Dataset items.
━━━

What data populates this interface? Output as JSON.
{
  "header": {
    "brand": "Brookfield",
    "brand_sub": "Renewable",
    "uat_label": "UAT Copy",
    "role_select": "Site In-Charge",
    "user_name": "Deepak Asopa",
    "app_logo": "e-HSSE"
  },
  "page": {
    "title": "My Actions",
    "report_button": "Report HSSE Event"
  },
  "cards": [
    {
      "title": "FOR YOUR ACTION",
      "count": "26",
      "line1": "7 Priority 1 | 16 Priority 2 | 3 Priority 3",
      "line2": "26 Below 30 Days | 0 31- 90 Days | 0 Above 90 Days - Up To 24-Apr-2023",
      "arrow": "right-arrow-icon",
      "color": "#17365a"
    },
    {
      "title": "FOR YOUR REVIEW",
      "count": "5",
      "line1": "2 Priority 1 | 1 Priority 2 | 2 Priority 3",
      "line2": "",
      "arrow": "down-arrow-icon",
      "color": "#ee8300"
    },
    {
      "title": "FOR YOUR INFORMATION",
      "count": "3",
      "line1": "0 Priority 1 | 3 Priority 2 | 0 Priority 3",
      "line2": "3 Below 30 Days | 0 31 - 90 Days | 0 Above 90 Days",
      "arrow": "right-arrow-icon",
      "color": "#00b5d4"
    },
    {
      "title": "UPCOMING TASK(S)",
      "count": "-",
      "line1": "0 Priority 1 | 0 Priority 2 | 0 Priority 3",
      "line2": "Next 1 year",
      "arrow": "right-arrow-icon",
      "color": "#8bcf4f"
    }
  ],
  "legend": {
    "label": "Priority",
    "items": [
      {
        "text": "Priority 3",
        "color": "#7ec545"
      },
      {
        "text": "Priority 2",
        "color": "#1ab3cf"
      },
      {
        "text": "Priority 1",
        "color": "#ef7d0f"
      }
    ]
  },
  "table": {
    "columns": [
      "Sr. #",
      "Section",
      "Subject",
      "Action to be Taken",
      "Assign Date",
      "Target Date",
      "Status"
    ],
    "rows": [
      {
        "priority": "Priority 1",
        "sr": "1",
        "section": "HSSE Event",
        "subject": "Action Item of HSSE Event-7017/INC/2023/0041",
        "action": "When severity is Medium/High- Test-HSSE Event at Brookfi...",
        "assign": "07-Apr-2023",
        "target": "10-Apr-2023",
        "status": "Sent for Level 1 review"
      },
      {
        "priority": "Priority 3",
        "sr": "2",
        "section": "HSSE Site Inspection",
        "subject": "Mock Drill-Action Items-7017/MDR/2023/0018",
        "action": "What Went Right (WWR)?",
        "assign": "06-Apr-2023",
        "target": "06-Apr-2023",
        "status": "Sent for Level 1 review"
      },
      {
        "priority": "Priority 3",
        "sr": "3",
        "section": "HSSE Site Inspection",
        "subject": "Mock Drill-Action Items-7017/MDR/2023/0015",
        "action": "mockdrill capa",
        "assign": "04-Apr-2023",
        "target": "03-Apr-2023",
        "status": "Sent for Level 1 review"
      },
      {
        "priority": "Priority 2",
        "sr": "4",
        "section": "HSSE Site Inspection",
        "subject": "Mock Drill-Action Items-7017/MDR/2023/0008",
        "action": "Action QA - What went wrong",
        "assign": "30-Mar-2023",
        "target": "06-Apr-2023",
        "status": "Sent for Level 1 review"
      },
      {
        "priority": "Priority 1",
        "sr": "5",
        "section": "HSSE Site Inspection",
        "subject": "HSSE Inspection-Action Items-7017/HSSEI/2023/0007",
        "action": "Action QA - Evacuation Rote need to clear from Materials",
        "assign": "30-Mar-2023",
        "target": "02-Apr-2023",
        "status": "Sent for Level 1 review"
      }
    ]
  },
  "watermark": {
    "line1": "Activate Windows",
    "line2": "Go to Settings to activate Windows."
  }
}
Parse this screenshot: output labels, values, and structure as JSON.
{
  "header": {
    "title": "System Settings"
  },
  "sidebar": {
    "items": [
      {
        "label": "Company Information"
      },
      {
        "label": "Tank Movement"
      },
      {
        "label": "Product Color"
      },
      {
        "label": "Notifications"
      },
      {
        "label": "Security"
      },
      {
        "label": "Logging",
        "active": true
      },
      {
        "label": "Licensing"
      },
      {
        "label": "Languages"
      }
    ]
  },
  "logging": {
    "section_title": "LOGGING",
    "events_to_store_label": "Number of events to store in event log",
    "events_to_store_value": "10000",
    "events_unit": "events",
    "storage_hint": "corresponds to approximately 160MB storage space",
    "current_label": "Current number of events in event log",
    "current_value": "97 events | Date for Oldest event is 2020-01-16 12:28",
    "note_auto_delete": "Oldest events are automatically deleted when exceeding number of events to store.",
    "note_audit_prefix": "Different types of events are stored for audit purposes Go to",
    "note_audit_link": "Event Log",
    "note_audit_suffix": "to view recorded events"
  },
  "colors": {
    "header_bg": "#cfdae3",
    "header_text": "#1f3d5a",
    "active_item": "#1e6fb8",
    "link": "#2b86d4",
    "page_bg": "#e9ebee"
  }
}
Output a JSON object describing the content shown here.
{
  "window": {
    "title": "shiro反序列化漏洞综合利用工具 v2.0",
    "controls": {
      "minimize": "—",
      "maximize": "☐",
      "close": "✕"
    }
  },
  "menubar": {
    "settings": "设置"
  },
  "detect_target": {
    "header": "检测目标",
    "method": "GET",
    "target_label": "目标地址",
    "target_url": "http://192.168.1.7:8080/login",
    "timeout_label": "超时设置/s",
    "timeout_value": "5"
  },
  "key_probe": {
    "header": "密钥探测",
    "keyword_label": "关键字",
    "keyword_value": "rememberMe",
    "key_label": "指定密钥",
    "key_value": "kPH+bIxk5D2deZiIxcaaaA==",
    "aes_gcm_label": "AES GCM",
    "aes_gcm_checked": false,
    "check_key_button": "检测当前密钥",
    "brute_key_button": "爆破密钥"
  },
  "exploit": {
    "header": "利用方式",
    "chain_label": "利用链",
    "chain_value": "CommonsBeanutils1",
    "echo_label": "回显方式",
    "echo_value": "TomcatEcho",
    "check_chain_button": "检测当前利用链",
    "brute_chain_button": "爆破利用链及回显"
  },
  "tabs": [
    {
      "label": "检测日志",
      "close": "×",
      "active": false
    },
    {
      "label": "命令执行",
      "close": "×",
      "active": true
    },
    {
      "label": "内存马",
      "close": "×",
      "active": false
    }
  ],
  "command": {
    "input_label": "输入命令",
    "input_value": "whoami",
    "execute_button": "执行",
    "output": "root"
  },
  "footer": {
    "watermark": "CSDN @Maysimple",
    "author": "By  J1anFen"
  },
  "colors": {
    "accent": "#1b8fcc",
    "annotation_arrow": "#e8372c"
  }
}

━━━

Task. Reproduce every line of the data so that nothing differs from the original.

Output of the task.
What data populates this interface? Output as JSON.
{
  "header": {
    "brand": "Brookfield",
    "brand_sub": "Renewable",
    "uat_label": "UAT Copy",
    "role_select": "Site In-Charge",
    "user_name": "Deepak Asopa",
    "app_logo": "e-HSSE"
  },
  "page": {
    "title": "My Actions",
    "report_button": "Report HSSE Event"
  },
  "cards": [
    {
      "title": "FOR YOUR ACTION",
      "count": "26",
      "line1": "7 Priority 1 | 16 Priority 2 | 3 Priority 3",
      "line2": "26 Below 30 Days | 0 31- 90 Days | 0 Above 90 Days - Up To 24-Apr-2023",
      "arrow": "right-arrow-icon",
      "color": "#17365a"
    },
    {
      "title": "FOR YOUR REVIEW",
      "count": "5",
      "line1": "2 Priority 1 | 1 Priority 2 | 2 Priority 3",
      "line2": "",
      "arrow": "down-arrow-icon",
      "color": "#ee8300"
    },
    {
      "title": "FOR YOUR INFORMATION",
      "count": "3",
      "line1": "0 Priority 1 | 3 Priority 2 | 0 Priority 3",
      "line2": "3 Below 30 Days | 0 31 - 90 Days | 0 Above 90 Days",
      "arrow": "right-arrow-icon",
      "color": "#00b5d4"
    },
    {
      "title": "UPCOMING TASK(S)",
      "count": "-",
      "line1": "0 Priority 1 | 0 Priority 2 | 0 Priority 3",
      "line2": "Next 1 year",
      "arrow": "right-arrow-icon",
      "color": "#8bcf4f"
    }
  ],
  "legend": {
    "label": "Priority",
    "items": [
      {
        "text": "Priority 3",
        "color": "#7ec545"
      },
      {
        "text": "Priority 2",
        "color": "#1ab3cf"
      },
      {
        "text": "Priority 1",
        "color": "#ef7d0f"
      }
    ]
  },
  "table": {
    "columns": [
      "Sr. #",
      "Section",
      "Subject",
      "Action to be Taken",
      "Assign Date",
      "Target Date",
      "Status"
    ],
    "rows": [
      {
        "priority": "Priority 1",
        "sr": "1",
        "section": "HSSE Event",
        "subject": "Action Item of HSSE Event-7017/INC/2023/0041",
        "action": "When severity is Medium/High- Test-HSSE Event at Brookfi...",
        "assign": "07-Apr-2023",
        "target": "10-Apr-2023",
        "status": "Sent for Level 1 review"
      },
      {
        "priority": "Priority 3",
        "sr": "2",
        "section": "HSSE Site Inspection",
        "subject": "Mock Drill-Action Items-7017/MDR/2023/0018",
        "action": "What Went Right (WWR)?",
        "assign": "06-Apr-2023",
        "target": "06-Apr-2023",
        "status": "Sent for Level 1 review"
      },
      {
        "priority": "Priority 3",
        "sr": "3",
        "section": "HSSE Site Inspection",
        "subject": "Mock Drill-Action Items-7017/MDR/2023/0015",
        "action": "mockdrill capa",
        "assign": "04-Apr-2023",
        "target": "03-Apr-2023",
        "status": "Sent for Level 1 review"
      },
      {
        "priority": "Priority 2",
        "sr": "4",
        "section": "HSSE Site Inspection",
        "subject": "Mock Drill-Action Items-7017/MDR/2023/0008",
        "action": "Action QA - What went wrong",
        "assign": "30-Mar-2023",
        "target": "06-Apr-2023",
        "status": "Sent for Level 1 review"
      },
      {
        "priority": "Priority 1",
        "sr": "5",
        "section": "HSSE Site Inspection",
        "subject": "HSSE Inspection-Action Items-7017/HSSEI/2023/0007",
        "action": "Action QA - Evacuation Rote need to clear from Materials",
        "assign": "30-Mar-2023",
        "target": "02-Apr-2023",
        "status": "Sent for Level 1 review"
      }
    ]
  },
  "watermark": {
    "line1": "Activate Windows",
    "line2": "Go to Settings to activate Windows."
  }
}
Parse this screenshot: output labels, values, and structure as JSON.
{
  "header": {
    "title": "System Settings"
  },
  "sidebar": {
    "items": [
      {
        "label": "Company Information"
      },
      {
        "label": "Tank Movement"
      },
      {
        "label": "Product Color"
      },
      {
        "label": "Notifications"
      },
      {
        "label": "Security"
      },
      {
        "label": "Logging",
        "active": true
      },
      {
        "label": "Licensing"
      },
      {
        "label": "Languages"
      }
    ]
  },
  "logging": {
    "section_title": "LOGGING",
    "events_to_store_label": "Number of events to store in event log",
    "events_to_store_value": "10000",
    "events_unit": "events",
    "storage_hint": "corresponds to approximately 160MB storage space",
    "current_label": "Current number of events in event log",
    "current_value": "97 events | Date for Oldest event is 2020-01-16 12:28",
    "note_auto_delete": "Oldest events are automatically deleted when exceeding number of events to store.",
    "note_audit_prefix": "Different types of events are stored for audit purposes Go to",
    "note_audit_link": "Event Log",
    "note_audit_suffix": "to view recorded events"
  },
  "colors": {
    "header_bg": "#cfdae3",
    "header_text": "#1f3d5a",
    "active_item": "#1e6fb8",
    "link": "#2b86d4",
    "page_bg": "#e9ebee"
  }
}
Output a JSON object describing the content shown here.
{
  "window": {
    "title": "shiro反序列化漏洞综合利用工具 v2.0",
    "controls": {
      "minimize": "—",
      "maximize": "☐",
      "close": "✕"
    }
  },
  "menubar": {
    "settings": "设置"
  },
  "detect_target": {
    "header": "检测目标",
    "method": "GET",
    "target_label": "目标地址",
    "target_url": "http://192.168.1.7:8080/login",
    "timeout_label": "超时设置/s",
    "timeout_value": "5"
  },
  "key_probe": {
    "header": "密钥探测",
    "keyword_label": "关键字",
    "keyword_value": "rememberMe",
    "key_label": "指定密钥",
    "key_value": "kPH+bIxk5D2deZiIxcaaaA==",
    "aes_gcm_label": "AES GCM",
    "aes_gcm_checked": false,
    "check_key_button": "检测当前密钥",
    "brute_key_button": "爆破密钥"
  },
  "exploit": {
    "header": "利用方式",
    "chain_label": "利用链",
    "chain_value": "CommonsBeanutils1",
    "echo_label": "回显方式",
    "echo_value": "TomcatEcho",
    "check_chain_button": "检测当前利用链",
    "brute_chain_button": "爆破利用链及回显"
  },
  "tabs": [
    {
      "label": "检测日志",
      "close": "×",
      "active": false
    },
    {
      "label": "命令执行",
      "close": "×",
      "active": true
    },
    {
      "label": "内存马",
      "close": "×",
      "active": false
    }
  ],
  "command": {
    "input_label": "输入命令",
    "input_value": "whoami",
    "execute_button": "执行",
    "output": "root"
  },
  "footer": {
    "watermark": "CSDN @Maysimple",
    "author": "By  J1anFen"
  },
  "colors": {
    "accent": "#1b8fcc",
    "annotation_arrow": "#e8372c"
  }
}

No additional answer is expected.